## [Task requirements]
Write out the data word for word and drop any picture you find.

## [Available data]
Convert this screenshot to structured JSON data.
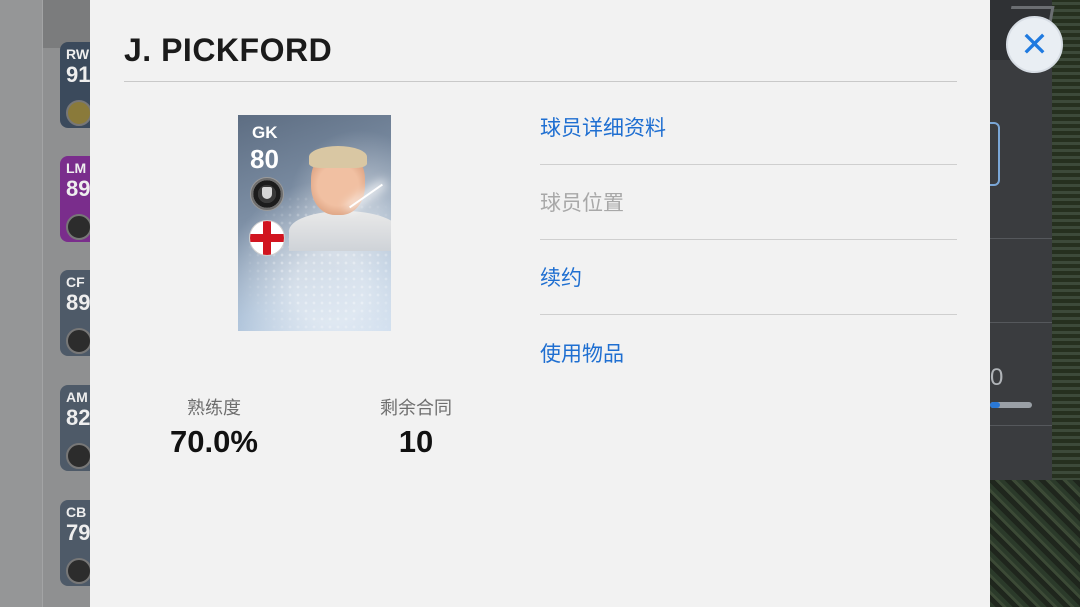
{
  "background": {
    "cards": [
      {
        "position": "RW",
        "rating": "91",
        "color": "#3b4a5c"
      },
      {
        "position": "LM",
        "rating": "89",
        "color": "#7a2d8c"
      },
      {
        "position": "CF",
        "rating": "89",
        "color": "#4e5a68"
      },
      {
        "position": "AM",
        "rating": "82",
        "color": "#4e5a68"
      },
      {
        "position": "CB",
        "rating": "79",
        "color": "#4e5a68"
      }
    ],
    "right_value": "0"
  },
  "modal": {
    "player_name": "J. PICKFORD",
    "card": {
      "position": "GK",
      "rating": "80",
      "nationality_flag": "england-flag-icon",
      "club_badge": "club-badge-icon"
    },
    "stats": {
      "proficiency_label": "熟练度",
      "proficiency_value": "70.0%",
      "contract_label": "剩余合同",
      "contract_value": "10"
    },
    "menu": {
      "player_details": "球员详细资料",
      "player_position": "球员位置",
      "renew_contract": "续约",
      "use_item": "使用物品"
    },
    "close_icon": "close-icon"
  },
  "colors": {
    "accent": "#1f6fd1",
    "disabled": "#a8a8a8",
    "modal_bg": "#f2f2f2"
  }
}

## [Response to this exercise]
Convert this screenshot to structured JSON data.
{
  "background": {
    "cards": [
      {
        "position": "RW",
        "rating": "91",
        "color": "#3b4a5c"
      },
      {
        "position": "LM",
        "rating": "89",
        "color": "#7a2d8c"
      },
      {
        "position": "CF",
        "rating": "89",
        "color": "#4e5a68"
      },
      {
        "position": "AM",
        "rating": "82",
        "color": "#4e5a68"
      },
      {
        "position": "CB",
        "rating": "79",
        "color": "#4e5a68"
      }
    ],
    "right_value": "0"
  },
  "modal": {
    "player_name": "J. PICKFORD",
    "card": {
      "position": "GK",
      "rating": "80",
      "nationality_flag": "england-flag-icon",
      "club_badge": "club-badge-icon"
    },
    "stats": {
      "proficiency_label": "熟练度",
      "proficiency_value": "70.0%",
      "contract_label": "剩余合同",
      "contract_value": "10"
    },
    "menu": {
      "player_details": "球员详细资料",
      "player_position": "球员位置",
      "renew_contract": "续约",
      "use_item": "使用物品"
    },
    "close_icon": "close-icon"
  },
  "colors": {
    "accent": "#1f6fd1",
    "disabled": "#a8a8a8",
    "modal_bg": "#f2f2f2"
  }
}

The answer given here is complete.